I mentioned in Part I of this series of posts on temperament that there are many ways to divide the pie of temperament, and many books have been written on the subject. One of the original systems for delineating temperament styles in infants and young children was developed by Thomas & Chess in the 60s and 70s. It's what I like to call the "three little bears" approach (too hot, too cold, juuuuuust right kinda thing). Here's a reasonable summary of their research approach, the methods they used to categorize kids, and some of the conclusions they came up with. (It's more complex than I can give credit to in a blog post.) According to these researchers, of the children who could be classified, about two-thirds were labeled “easy” and the remainder were divided almost equally into “difficult” and “slow to warm up.” The easy child adapted smoothly to new experiences, was generally happy, and had few difficulties eating or sleeping. Difficult babies were irritable, fussy, and reactive, they generally cried a lot, and they tended to have irregular eating and sleeping habits. Babies who were slow to warm up would often withdraw from new experiences or people, and they adapted to these experiences only slowly, after repeated exposure. The first groups of children, easy and difficult, probably bring clear images to mind for anyone who’s spent time with children. Indeed, some babies seem to take challenges and novel experiences in stride, whereas others fuss and cry when they are challenged, when their expectations aren’t met, or when they are tired, or hungry, or just plain moody. The "easy" group grow into toddlers who, though rambunctious and defiant to some degree, generally end up cooperating with parents and accepting most situations. Difficult toddlers, on the other hand, can be extremely challenging. They are the ones for whom nothing seems to work, for whom every choice is intolerable, and who fight or resist many parental directives, from putting on their socks to eating what’s in front of them (or eating anything at all except jellybeans and olives). They're also often the ones who are "overly" sensitive to certain foods and to unfamiliar textures, and so on.
The final group, "slow to warm up", seems to apply to children who were more precisely described by Jerome Kagan’s research in the 80s (he's recognized as one of the most prominent developmentalists in the field; he's controversial and damn interesting to boot). Kagan delineated a group of babies who would freeze or withdraw when faced with loud noises, novel sights, and new people. He described these babies as anxious or inhibited. These anxious/inhibited children generally showed a high, regular heart-rate and they would startle very easily and quickly. If we compare “difficult” babies’ and these anxious/inhibited ones, the difficult babies' temperaments seem to revolve around the emotion of anger — they react to many of their challenges by throwing fits of rage or they are often in an angry huff when things don't go their way. But inhibited babies’ predominant emotion is anxiety or fear. They react to strangers with intense shyness, they are often afraid of anything remotely risky (dipping a toe in the water, loud traffic, crawling too far, but especially interacting with new people).

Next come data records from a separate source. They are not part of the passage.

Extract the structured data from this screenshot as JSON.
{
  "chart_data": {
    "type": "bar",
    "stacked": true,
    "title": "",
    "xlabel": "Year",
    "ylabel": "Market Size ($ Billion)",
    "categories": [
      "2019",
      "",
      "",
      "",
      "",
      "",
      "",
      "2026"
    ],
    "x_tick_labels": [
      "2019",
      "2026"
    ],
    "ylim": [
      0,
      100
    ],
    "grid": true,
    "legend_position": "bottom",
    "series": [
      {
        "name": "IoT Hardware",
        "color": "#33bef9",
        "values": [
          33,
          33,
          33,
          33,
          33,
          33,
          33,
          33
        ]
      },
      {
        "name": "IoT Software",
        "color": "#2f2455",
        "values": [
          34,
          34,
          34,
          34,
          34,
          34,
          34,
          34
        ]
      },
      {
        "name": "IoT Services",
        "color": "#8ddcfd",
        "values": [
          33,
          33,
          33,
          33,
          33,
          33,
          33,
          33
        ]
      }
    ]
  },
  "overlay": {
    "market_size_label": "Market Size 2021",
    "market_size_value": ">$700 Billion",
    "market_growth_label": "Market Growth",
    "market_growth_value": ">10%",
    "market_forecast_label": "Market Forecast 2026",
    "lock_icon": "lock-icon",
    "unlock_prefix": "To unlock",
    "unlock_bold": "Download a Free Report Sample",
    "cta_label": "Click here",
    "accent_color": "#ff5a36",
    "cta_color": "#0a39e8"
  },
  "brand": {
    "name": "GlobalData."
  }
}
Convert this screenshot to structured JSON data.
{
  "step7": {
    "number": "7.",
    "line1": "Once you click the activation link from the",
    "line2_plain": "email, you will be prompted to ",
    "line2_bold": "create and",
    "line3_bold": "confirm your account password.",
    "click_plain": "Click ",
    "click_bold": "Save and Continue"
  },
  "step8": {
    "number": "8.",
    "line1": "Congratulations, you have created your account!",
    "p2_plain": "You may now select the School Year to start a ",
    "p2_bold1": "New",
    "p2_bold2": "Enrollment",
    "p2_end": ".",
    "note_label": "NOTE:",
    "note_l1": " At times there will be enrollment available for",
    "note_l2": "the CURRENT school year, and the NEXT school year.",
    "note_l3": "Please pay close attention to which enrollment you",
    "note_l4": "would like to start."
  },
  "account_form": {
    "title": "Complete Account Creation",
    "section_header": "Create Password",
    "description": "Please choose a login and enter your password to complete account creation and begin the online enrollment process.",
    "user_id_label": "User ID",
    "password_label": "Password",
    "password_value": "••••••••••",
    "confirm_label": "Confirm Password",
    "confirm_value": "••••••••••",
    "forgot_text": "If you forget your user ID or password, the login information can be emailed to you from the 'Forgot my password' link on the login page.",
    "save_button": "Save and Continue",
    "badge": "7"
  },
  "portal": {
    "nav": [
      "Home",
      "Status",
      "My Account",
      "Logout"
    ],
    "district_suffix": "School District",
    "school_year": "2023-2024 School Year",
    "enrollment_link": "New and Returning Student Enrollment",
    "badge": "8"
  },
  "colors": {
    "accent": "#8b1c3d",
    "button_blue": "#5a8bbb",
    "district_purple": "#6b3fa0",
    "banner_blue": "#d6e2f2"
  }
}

Now remember, I'm referring to infants and young children (we tend to think about temperament as "personality" after early childhood). So what happened to the anxious/inhibited kids when they grew up? A certain proportion of these babies would grow into inhibited, overly-cautious teenagers and adults, a few would develop full-blown anxiety disorders, but the VAST MAJORITY would end up just like most other children, with no real emotional problems at all. So let's be clear here: No one is suggesting that early, biologically-based temperaments do not or cannot change with particular types of EXPERIENCES and exposure to particular environments. Nature and nurture are inseparable and suggesting one trumps the other is silly (it's my blog so I get to say these kinds of sweeping generalizations. And you can — and SHOULD — tell me I'm wrong if you think so).
So these are some of the VERY basic ways that the temperament pie has been sliced. MANY other systems of classification have been put forward as well, of course, but a surprising number don't differ significantly from these basic types. So how does this all relate to sleep? Well, that's the trouble: I don’t have enough information/data/research to suggest a particular approach to sleep training based on children’s temperamental traits. There’s simply no empirical research that has tried to identify the best match between different temperamental styles and different sleep training approaches, nevermind matching these different styles to the best TIME to sleep train. However, we can speculate, (and Marc and I did, in the book) why certain children with various temperaments might respond better or worse to some sleep training strategies administered at certain periods in development.
What are some of your best guesses? How do you think your chid's temperament has influenced his sleep habits? Did you change your mind about the methods or the timing of sleep training when you understood your child's temperament better? Do you think that one particular method or one particular stage to sleep train is most appropriate for all kids, no matter their temperamental style?